Free format text: SECURITY INTEREST;ASSIGNOR:WESTINGHOUSE AIR BRAKE COMPANY;REEL/FRAME:009423/0239

Effective date: 19980630

AS Assignment

Owner name: WESTINGHOUSE AIR BRAKE COMPANY, PENNSYLVANIA

Free format text: ASSIGNMENT OF ASSIGNORS INTEREST;ASSIGNOR:PULSE ELECTRONICS, INC;REEL/FRAME:010144/0879

Effective date: 19971231

REMI Maintenance fee reminder mailed
LAPS Lapse for failure to pay maintenance fees
FP Expired due to failure to pay maintenance fee

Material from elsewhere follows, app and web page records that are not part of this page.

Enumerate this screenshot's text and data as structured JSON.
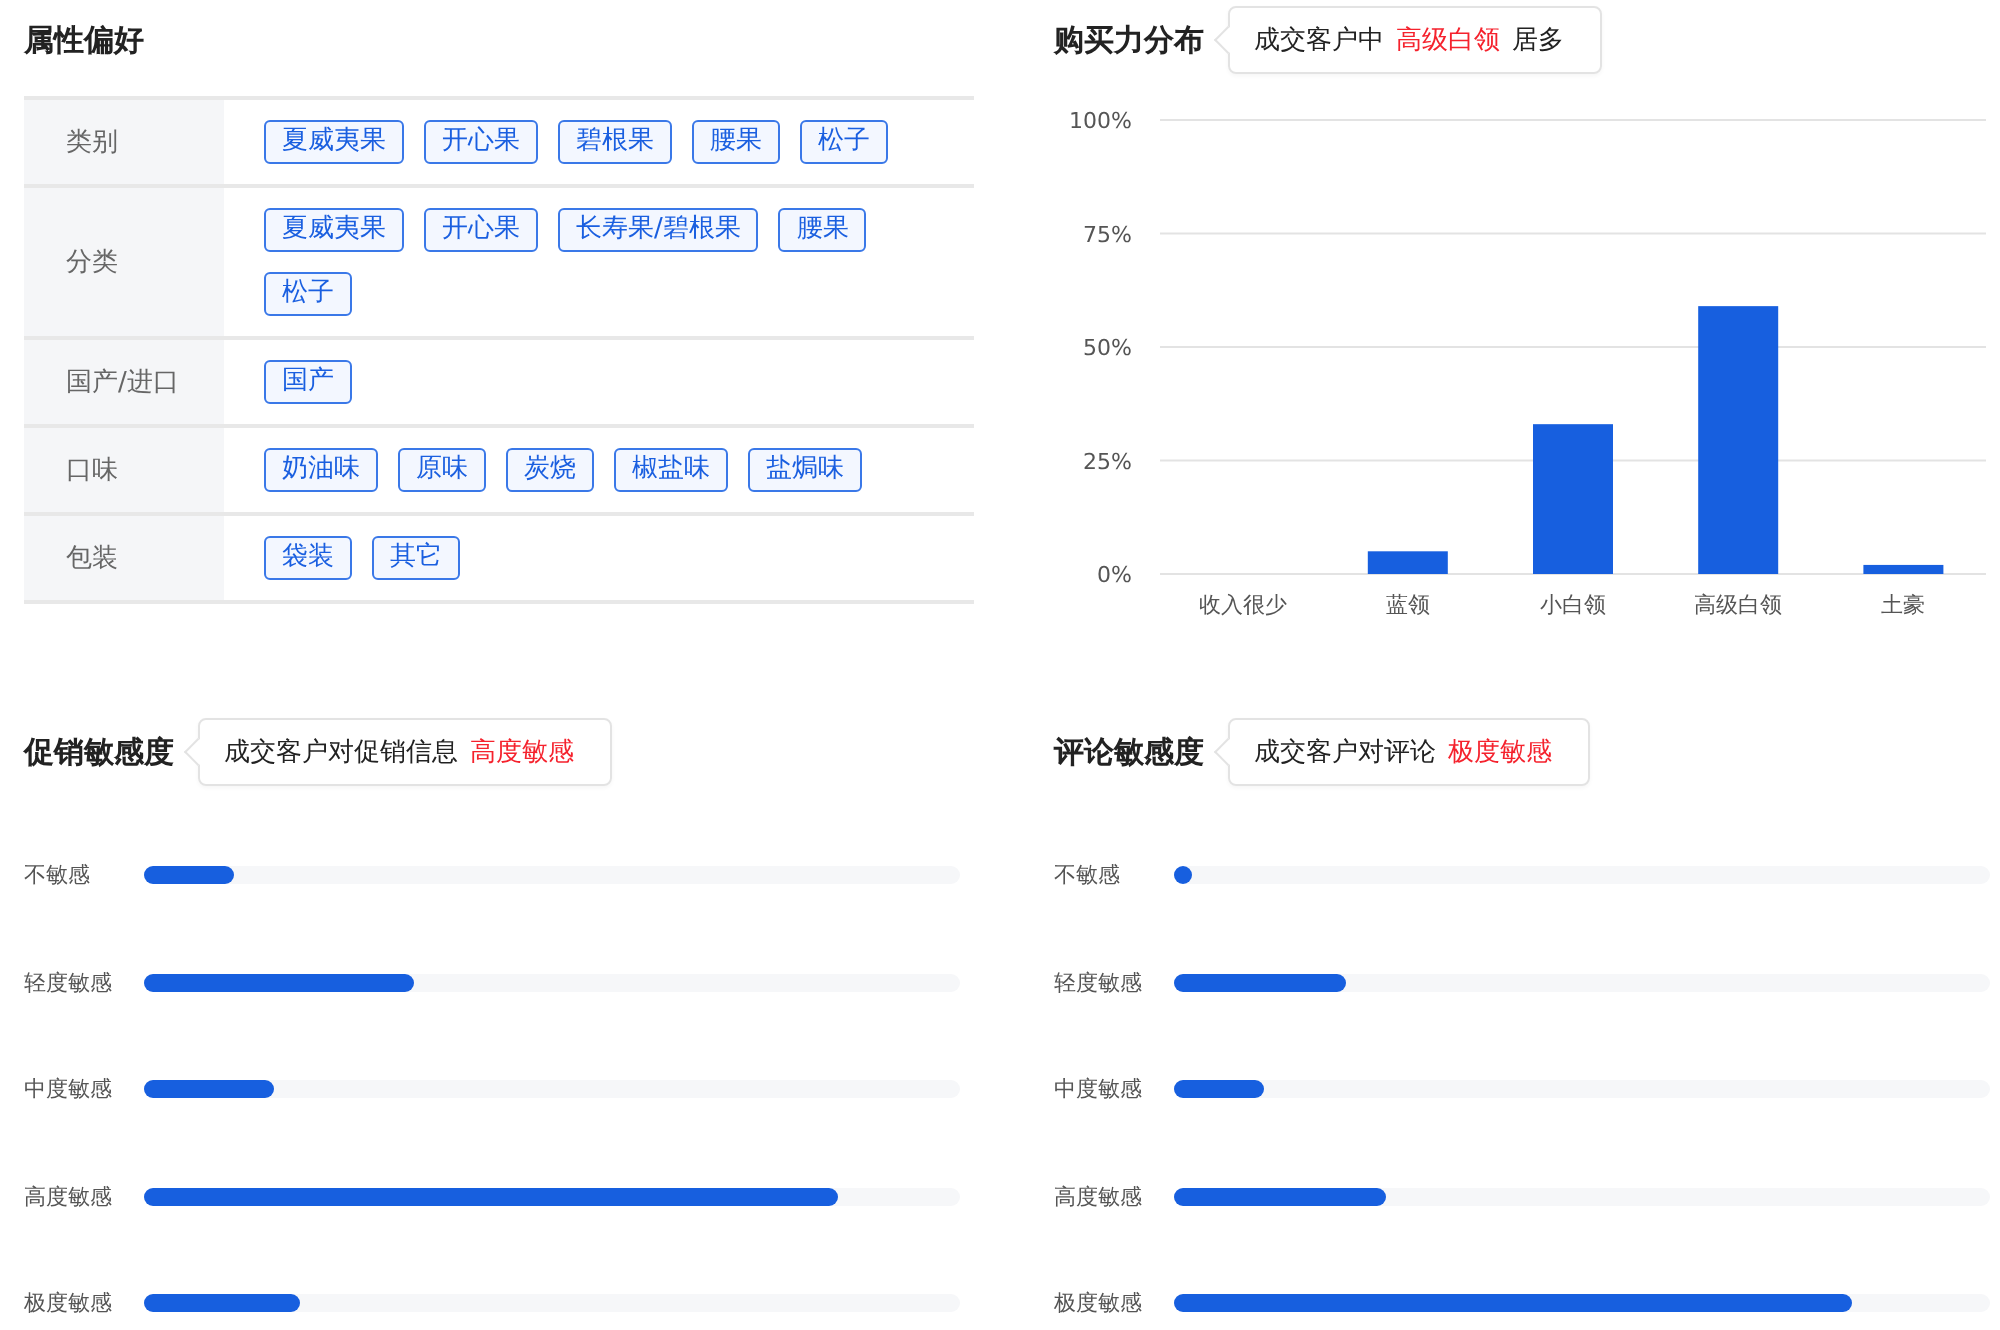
{
  "attribute_preferences": {
    "title": "属性偏好",
    "rows": [
      {
        "label": "类别",
        "tags": [
          "夏威夷果",
          "开心果",
          "碧根果",
          "腰果",
          "松子"
        ]
      },
      {
        "label": "分类",
        "tags": [
          "夏威夷果",
          "开心果",
          "长寿果/碧根果",
          "腰果",
          "松子"
        ]
      },
      {
        "label": "国产/进口",
        "tags": [
          "国产"
        ]
      },
      {
        "label": "口味",
        "tags": [
          "奶油味",
          "原味",
          "炭烧",
          "椒盐味",
          "盐焗味"
        ]
      },
      {
        "label": "包装",
        "tags": [
          "袋装",
          "其它"
        ]
      }
    ]
  },
  "purchasing_power": {
    "title": "购买力分布",
    "callout": {
      "prefix": "成交客户中",
      "highlight": "高级白领",
      "suffix": "居多"
    },
    "chart_data": {
      "type": "bar",
      "grid": true,
      "categories": [
        "收入很少",
        "蓝领",
        "小白领",
        "高级白领",
        "土豪"
      ],
      "values": [
        0,
        5,
        33,
        59,
        2
      ],
      "ylim": [
        0,
        100
      ],
      "yticks": [
        {
          "value": 0,
          "label": "0%"
        },
        {
          "value": 25,
          "label": "25%"
        },
        {
          "value": 50,
          "label": "50%"
        },
        {
          "value": 75,
          "label": "75%"
        },
        {
          "value": 100,
          "label": "100%"
        }
      ]
    }
  },
  "promotion_sensitivity": {
    "title": "促销敏感度",
    "callout": {
      "prefix": "成交客户对促销信息",
      "highlight": "高度敏感"
    },
    "bars": [
      {
        "label": "不敏感",
        "level": 0.11
      },
      {
        "label": "轻度敏感",
        "level": 0.33
      },
      {
        "label": "中度敏感",
        "level": 0.16
      },
      {
        "label": "高度敏感",
        "level": 0.85
      },
      {
        "label": "极度敏感",
        "level": 0.19
      }
    ]
  },
  "review_sensitivity": {
    "title": "评论敏感度",
    "callout": {
      "prefix": "成交客户对评论",
      "highlight": "极度敏感"
    },
    "bars": [
      {
        "label": "不敏感",
        "level": 0.02
      },
      {
        "label": "轻度敏感",
        "level": 0.21
      },
      {
        "label": "中度敏感",
        "level": 0.11
      },
      {
        "label": "高度敏感",
        "level": 0.26
      },
      {
        "label": "极度敏感",
        "level": 0.83
      }
    ]
  }
}
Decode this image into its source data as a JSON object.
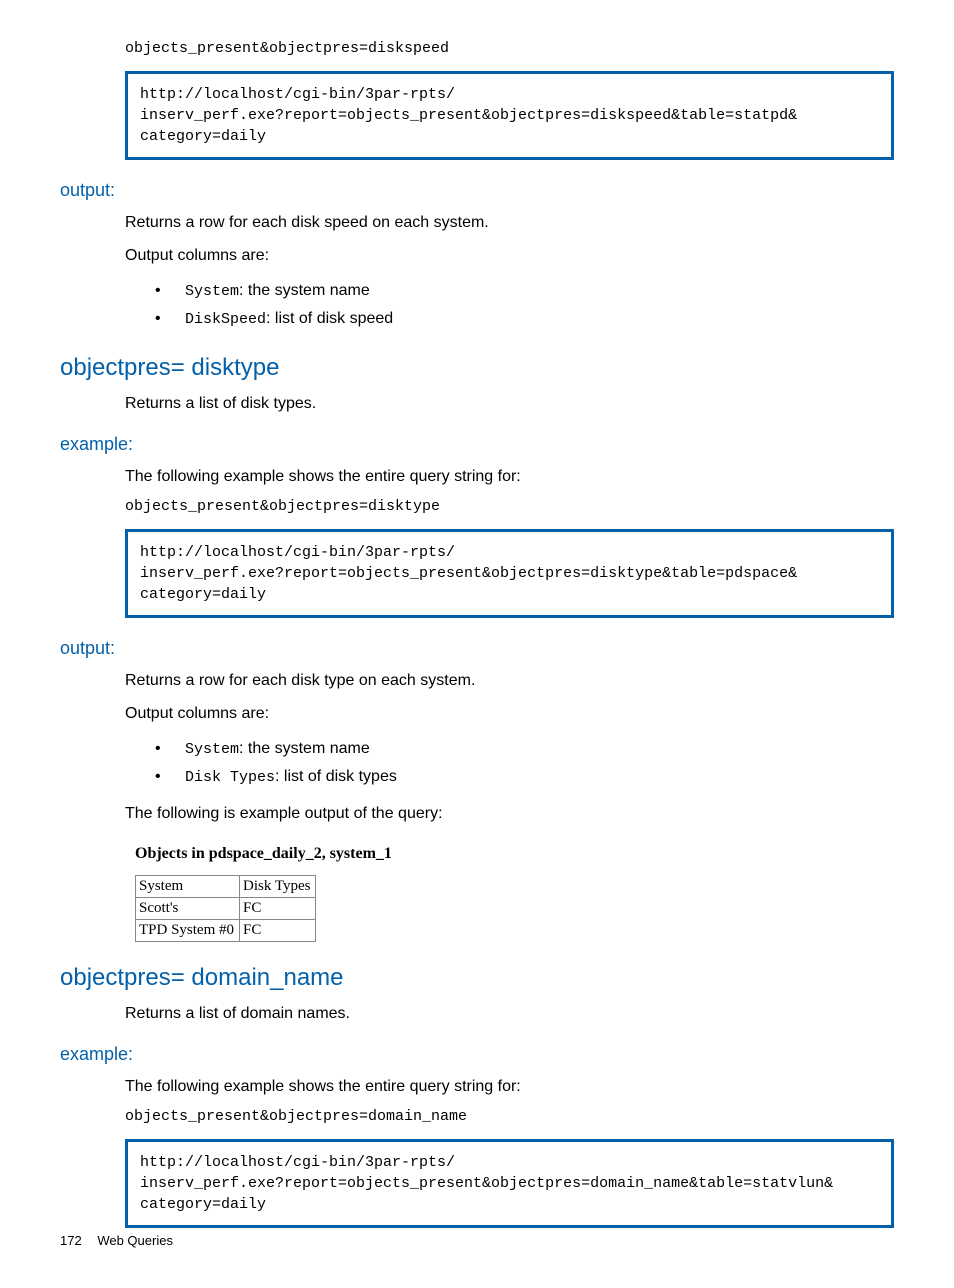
{
  "diskspeed": {
    "query_line": "objects_present&objectpres=diskspeed",
    "code": "http://localhost/cgi-bin/3par-rpts/\ninserv_perf.exe?report=objects_present&objectpres=diskspeed&table=statpd&\ncategory=daily",
    "output_heading": "output:",
    "output_desc1": "Returns a row for each disk speed on each system.",
    "output_desc2": "Output columns are:",
    "bullets": [
      {
        "code": "System",
        "text": ": the system name"
      },
      {
        "code": "DiskSpeed",
        "text": ": list of disk speed"
      }
    ]
  },
  "disktype": {
    "heading": "objectpres= disktype",
    "intro": "Returns a list of disk types.",
    "example_heading": "example:",
    "example_desc": "The following example shows the entire query string for:",
    "query_line": "objects_present&objectpres=disktype",
    "code": "http://localhost/cgi-bin/3par-rpts/\ninserv_perf.exe?report=objects_present&objectpres=disktype&table=pdspace&\ncategory=daily",
    "output_heading": "output:",
    "output_desc1": "Returns a row for each disk type on each system.",
    "output_desc2": "Output columns are:",
    "bullets": [
      {
        "code": "System",
        "text": ": the system name"
      },
      {
        "code": "Disk Types",
        "text": ": list of disk types"
      }
    ],
    "output_desc3": "The following is example output of the query:",
    "table_title": "Objects in pdspace_daily_2, system_1",
    "table": {
      "headers": [
        "System",
        "Disk Types"
      ],
      "rows": [
        [
          "Scott's",
          "FC"
        ],
        [
          "TPD System #0",
          "FC"
        ]
      ]
    }
  },
  "domainname": {
    "heading": "objectpres= domain_name",
    "intro": "Returns a list of domain names.",
    "example_heading": "example:",
    "example_desc": "The following example shows the entire query string for:",
    "query_line": "objects_present&objectpres=domain_name",
    "code": "http://localhost/cgi-bin/3par-rpts/\ninserv_perf.exe?report=objects_present&objectpres=domain_name&table=statvlun&\ncategory=daily"
  },
  "footer": {
    "page": "172",
    "label": "Web Queries"
  }
}
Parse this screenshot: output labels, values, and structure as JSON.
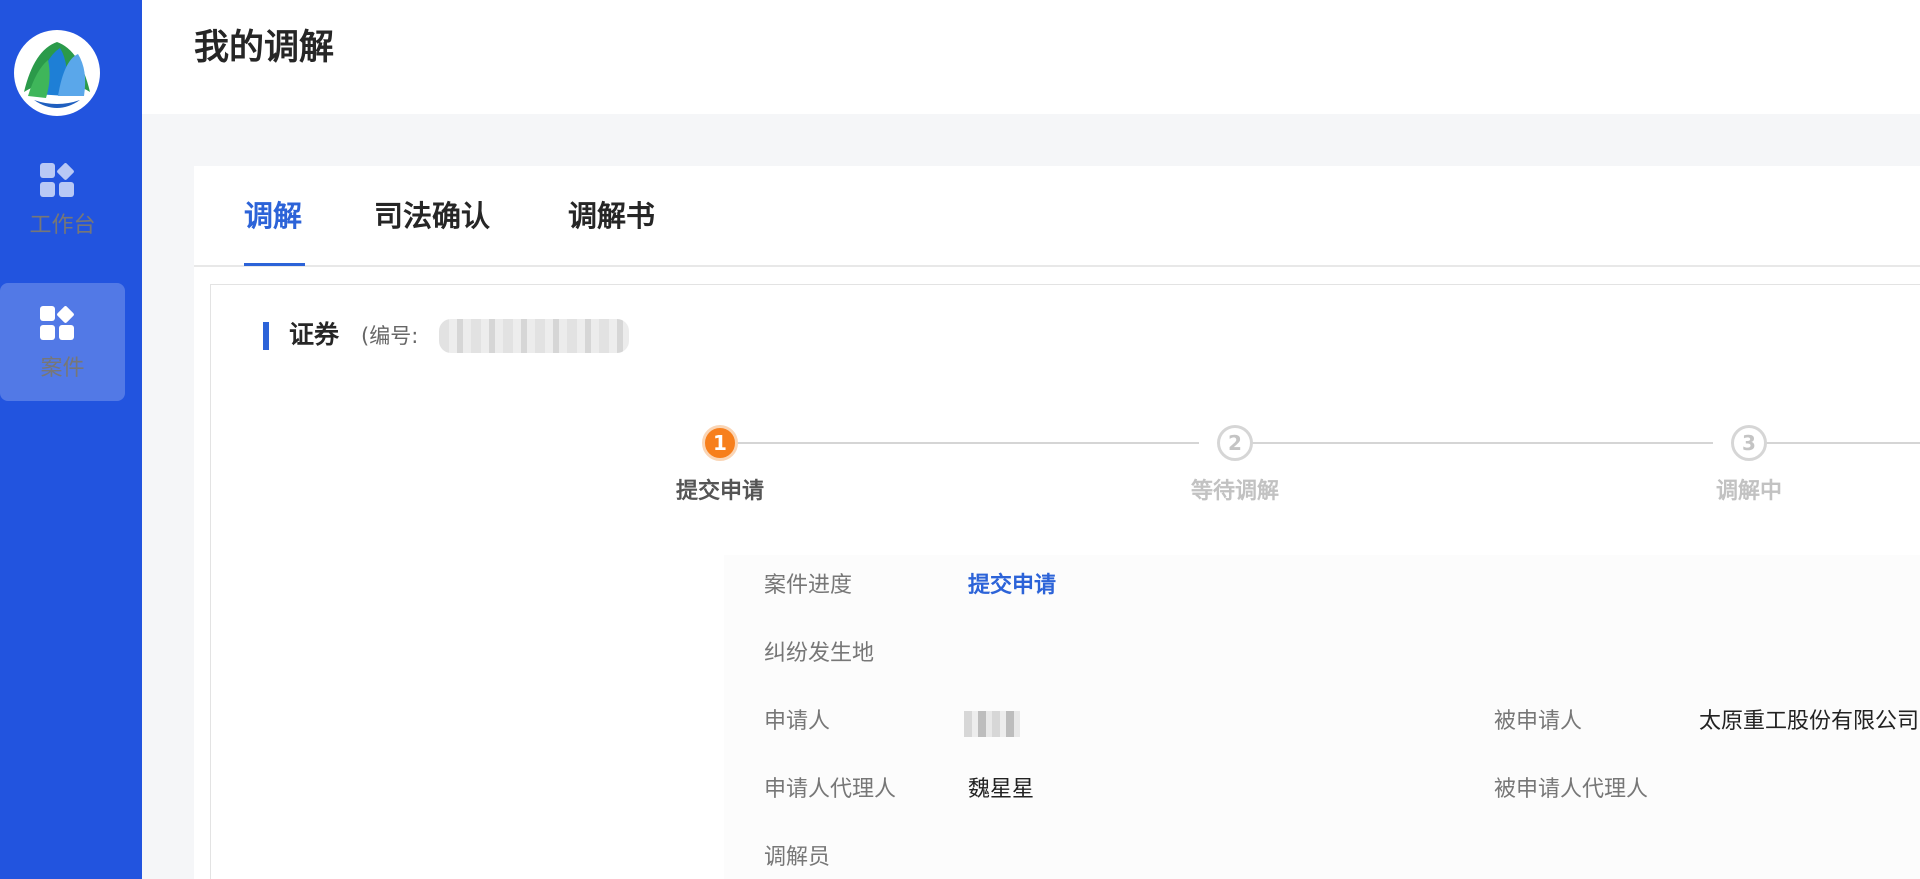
{
  "sidebar": {
    "items": [
      {
        "label": "工作台",
        "icon": "grid-icon",
        "active": false
      },
      {
        "label": "案件",
        "icon": "grid-icon",
        "active": true
      }
    ]
  },
  "header": {
    "title": "我的调解"
  },
  "tabs": [
    {
      "label": "调解",
      "active": true
    },
    {
      "label": "司法确认",
      "active": false
    },
    {
      "label": "调解书",
      "active": false
    }
  ],
  "case": {
    "type": "证券",
    "number_label": "(编号:"
  },
  "steps": [
    {
      "number": "1",
      "label": "提交申请",
      "status": "current"
    },
    {
      "number": "2",
      "label": "等待调解",
      "status": "pending"
    },
    {
      "number": "3",
      "label": "调解中",
      "status": "pending"
    }
  ],
  "details": {
    "progress_label": "案件进度",
    "progress_value": "提交申请",
    "location_label": "纠纷发生地",
    "applicant_label": "申请人",
    "respondent_label": "被申请人",
    "respondent_value": "太原重工股份有限公司",
    "applicant_agent_label": "申请人代理人",
    "applicant_agent_value": "魏星星",
    "respondent_agent_label": "被申请人代理人",
    "mediator_label": "调解员"
  },
  "colors": {
    "sidebar": "#2254df",
    "accent": "#2c63d8",
    "current_step": "#f77f1c"
  }
}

Effective date: 20010722

AS Assignment

Owner name: WESTINGHOUSE AIR BRAKE COMPANY, PENNSYLVANIA

Free format text: TERMINATION OF SECURITY INTEREST RECORDAL STARTING AT REEL/FRAME 9423/0239.;ASSIGNOR:CHASE MANHATTAN BANK, AS COLLATERAL AGENT, THE;REEL/FRAME:012280/0283

Effective date: 20010501